First track “Invitation” starts off acoustically, meaning the listener can only wait and listen until the band decides to hit the first tones of heavy riffing and drumming for the song to truly come into its own. As a first track, it provides an inside look into what the band is showing: excellent instrumentation, compelling vocals, a melodic guitar line that seems to recall other songs in their catalogue, and an exploration into new sounds and textures that allow for the album to truly come alive. As the album progresses, there are also some interesting sounds that caught my attention the more attention I paid. For example, on “Son of War,” I couldn’t help but think of what Black Crown Initiate would sound like if they shifted into a more technical death metal sound. The bassline stayed in the background, beckoning menacingly as James Morton’s clean vocals sing about the inability to escape the future. However, as soon as the vocals shift into growls, the bassline come alive, allowing the listener to hear just how you cannot escape what has happened to you, leading you to pass whatever hell you have endured on to the next generation (which is conveniently mentioned on “Trauma Bonds”).

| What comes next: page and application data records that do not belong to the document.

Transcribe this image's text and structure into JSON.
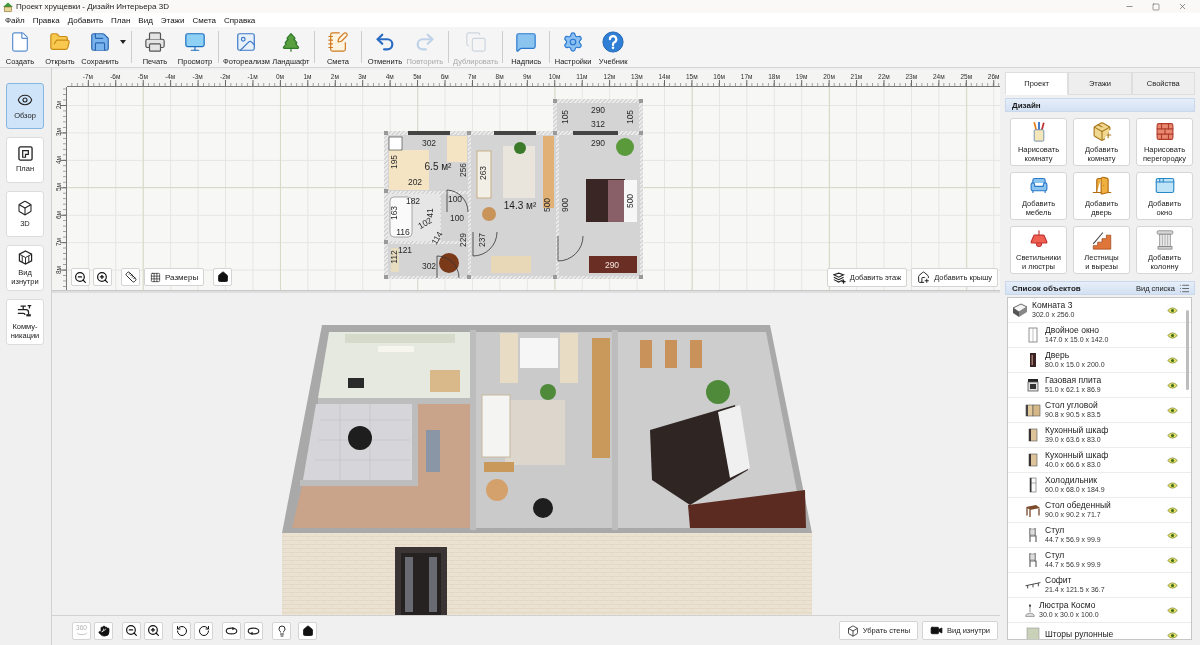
{
  "window": {
    "title": "Проект хрущевки - Дизайн Интерьера 3D"
  },
  "menu": [
    "Файл",
    "Правка",
    "Добавить",
    "План",
    "Вид",
    "Этажи",
    "Смета",
    "Справка"
  ],
  "toolbar": {
    "groups": [
      [
        {
          "label": "Создать",
          "disabled": false,
          "dropdown": false
        },
        {
          "label": "Открыть",
          "disabled": false,
          "dropdown": false
        },
        {
          "label": "Сохранить",
          "disabled": false,
          "dropdown": true
        }
      ],
      [
        {
          "label": "Печать",
          "disabled": false,
          "dropdown": false
        },
        {
          "label": "Просмотр",
          "disabled": false,
          "dropdown": false
        }
      ],
      [
        {
          "label": "Фотореализм",
          "disabled": false,
          "dropdown": false
        },
        {
          "label": "Ландшафт",
          "disabled": false,
          "dropdown": false
        }
      ],
      [
        {
          "label": "Смета",
          "disabled": false,
          "dropdown": false
        }
      ],
      [
        {
          "label": "Отменить",
          "disabled": false,
          "dropdown": false
        },
        {
          "label": "Повторить",
          "disabled": true,
          "dropdown": false
        }
      ],
      [
        {
          "label": "Дублировать",
          "disabled": true,
          "dropdown": false
        }
      ],
      [
        {
          "label": "Надпись",
          "disabled": false,
          "dropdown": false
        }
      ],
      [
        {
          "label": "Настройки",
          "disabled": false,
          "dropdown": false
        },
        {
          "label": "Учебник",
          "disabled": false,
          "dropdown": false
        }
      ]
    ]
  },
  "sidebar": {
    "items": [
      {
        "label": "Обзор",
        "selected": true
      },
      {
        "label": "План",
        "selected": false
      },
      {
        "label": "3D",
        "selected": false
      },
      {
        "label": "Вид изнутри",
        "selected": false
      },
      {
        "label": "Комму-никации",
        "selected": false
      }
    ]
  },
  "plan": {
    "ruler_x": [
      "-7м",
      "-6м",
      "-5м",
      "-4м",
      "-3м",
      "-2м",
      "-1м",
      "0м",
      "1м",
      "2м",
      "3м",
      "4м",
      "5м",
      "6м",
      "7м",
      "8м",
      "9м",
      "10м",
      "11м",
      "12м",
      "13м",
      "14м",
      "15м",
      "16м",
      "17м",
      "18м",
      "19м",
      "20м",
      "21м",
      "22м",
      "23м",
      "24м",
      "25м",
      "26м"
    ],
    "ruler_y": [
      "2м",
      "3м",
      "4м",
      "5м",
      "6м",
      "7м",
      "8м"
    ],
    "labels": [
      {
        "kind": "dimension",
        "text": "290"
      },
      {
        "kind": "dimension",
        "text": "312"
      },
      {
        "kind": "dimension",
        "text": "105"
      },
      {
        "kind": "dimension",
        "text": "105"
      },
      {
        "kind": "dimension",
        "text": "290"
      },
      {
        "kind": "dimension",
        "text": "302"
      },
      {
        "kind": "dimension",
        "text": "195"
      },
      {
        "kind": "area",
        "text": "6.5 м²"
      },
      {
        "kind": "dimension",
        "text": "202"
      },
      {
        "kind": "dimension",
        "text": "256"
      },
      {
        "kind": "dimension",
        "text": "263"
      },
      {
        "kind": "area",
        "text": "14.3 м²"
      },
      {
        "kind": "dimension",
        "text": "500"
      },
      {
        "kind": "dimension",
        "text": "900"
      },
      {
        "kind": "dimension",
        "text": "500"
      },
      {
        "kind": "dimension",
        "text": "182"
      },
      {
        "kind": "dimension",
        "text": "100"
      },
      {
        "kind": "dimension",
        "text": "163"
      },
      {
        "kind": "dimension",
        "text": "41"
      },
      {
        "kind": "dimension",
        "text": "100"
      },
      {
        "kind": "dimension",
        "text": "116"
      },
      {
        "kind": "dimension",
        "text": "102"
      },
      {
        "kind": "dimension",
        "text": "114"
      },
      {
        "kind": "dimension",
        "text": "229"
      },
      {
        "kind": "dimension",
        "text": "237"
      },
      {
        "kind": "dimension",
        "text": "121"
      },
      {
        "kind": "dimension",
        "text": "112"
      },
      {
        "kind": "dimension",
        "text": "302"
      },
      {
        "kind": "dimension",
        "text": "290"
      }
    ],
    "dimensions_button": "Размеры",
    "floor_buttons": [
      "Добавить этаж",
      "Добавить крышу"
    ]
  },
  "view_3d": {
    "rotate_button": {
      "label": "360",
      "disabled": true
    },
    "buttons": [
      "Убрать стены",
      "Вид изнутри"
    ]
  },
  "panel": {
    "tabs": [
      {
        "label": "Проект",
        "selected": true
      },
      {
        "label": "Этажи",
        "selected": false
      },
      {
        "label": "Свойства",
        "selected": false
      }
    ],
    "design": {
      "title": "Дизайн",
      "tools": [
        "Нарисовать комнату",
        "Добавить комнату",
        "Нарисовать перегородку",
        "Добавить мебель",
        "Добавить дверь",
        "Добавить окно",
        "Светильники и люстры",
        "Лестницы и вырезы",
        "Добавить колонну"
      ]
    },
    "objects": {
      "title": "Список объектов",
      "view_button": "Вид списка",
      "items": [
        {
          "kind": "room",
          "name": "Комната 3",
          "size": "302.0 x 256.0",
          "visible": true,
          "children": [
            {
              "kind": "window",
              "name": "Двойное окно",
              "size": "147.0 x 15.0 x 142.0",
              "visible": true
            },
            {
              "kind": "door",
              "name": "Дверь",
              "size": "80.0 x 15.0 x 200.0",
              "visible": true
            },
            {
              "kind": "stove",
              "name": "Газовая плита",
              "size": "51.0 x 62.1 x 86.9",
              "visible": true
            },
            {
              "kind": "corner",
              "name": "Стол угловой",
              "size": "90.8 x 90.5 x 83.5",
              "visible": true
            },
            {
              "kind": "cabinet",
              "name": "Кухонный шкаф",
              "size": "39.0 x 63.6 x 83.0",
              "visible": true
            },
            {
              "kind": "cabinet",
              "name": "Кухонный шкаф",
              "size": "40.0 x 66.6 x 83.0",
              "visible": true
            },
            {
              "kind": "fridge",
              "name": "Холодильник",
              "size": "60.0 x 68.0 x 184.9",
              "visible": true
            },
            {
              "kind": "table",
              "name": "Стол обеденный",
              "size": "90.0 x 90.2 x 71.7",
              "visible": true
            },
            {
              "kind": "chair",
              "name": "Стул",
              "size": "44.7 x 56.9 x 99.9",
              "visible": true
            },
            {
              "kind": "chair",
              "name": "Стул",
              "size": "44.7 x 56.9 x 99.9",
              "visible": true
            },
            {
              "kind": "spotlight",
              "name": "Софит",
              "size": "21.4 x 121.5 x 36.7",
              "visible": true
            },
            {
              "kind": "chandelier",
              "name": "Люстра Космо",
              "size": "30.0 x 30.0 x 100.0",
              "visible": true
            },
            {
              "kind": "blind",
              "name": "Шторы рулонные",
              "visible": true
            }
          ]
        }
      ]
    }
  }
}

Then, you get something like “Bellows,” a song that is essentially Morton experimenting with different vocal settings, until those vocals turn into the most harrowing growls that seem to emphasize a sense of loss and despair that permeates the entire album. I also couldn’t help but think that he picked up how to bellow from Tengger Calvary’s Nature Ganganbaigal, as they were part of the Heavy Metal Choir in the Doom Eternal soundtrack. The energy from these literal bellows colors both “Death Comes in Reverse” and “Sun of War,” two songs that seem to go hand in hand as a duet of destruction. Considering the imagery used in both songs, it makes sense that the violence underneath the “pretty” melodies is not the focus when you first listen. On subsequent listens, you find yourself paying attention to these subtleties, reminding you the album’s heavy themes resonate even after it’s over. There were moments while listening that I found myself deep in thought regarding some of the themes here. Grief and destruction make a person bitter and resentful, and they can only choose to continue forward or end everything.
I also wanted to briefly mention the echoes of “Invitation” and “He Is The Path.” There is a subtle refrain that harks back to “Song of the Crippled Bull,” where the idea of ending everything just repeats itself, just how the crippled bull of discord and avarice will find his way into another age. On “He Is The Path,” the music is subtle and non-existent, acting more as a commentary on the aforementioned bitterness. However, once the album begins again, and the acoustic tones of “Invitation” come back into focus, you can’t help but think that, perhaps, the reason you ended up this way is because you let this fester and now you have to re-traumatize yourself to purge from it all. Now, that’s a stellar ending to an album.
All in all, Violent Portraits of Doomed Escape is a fantastic album where the band’s maturity is on full display and makes you question whether this album is an analogy to what we are currently experiencing during this time. While we shall see whether this album will be hailed as a classic in years to come, Black Crown Initiate have a bright future ahead of them, colored in the rich greens and reds of their album art.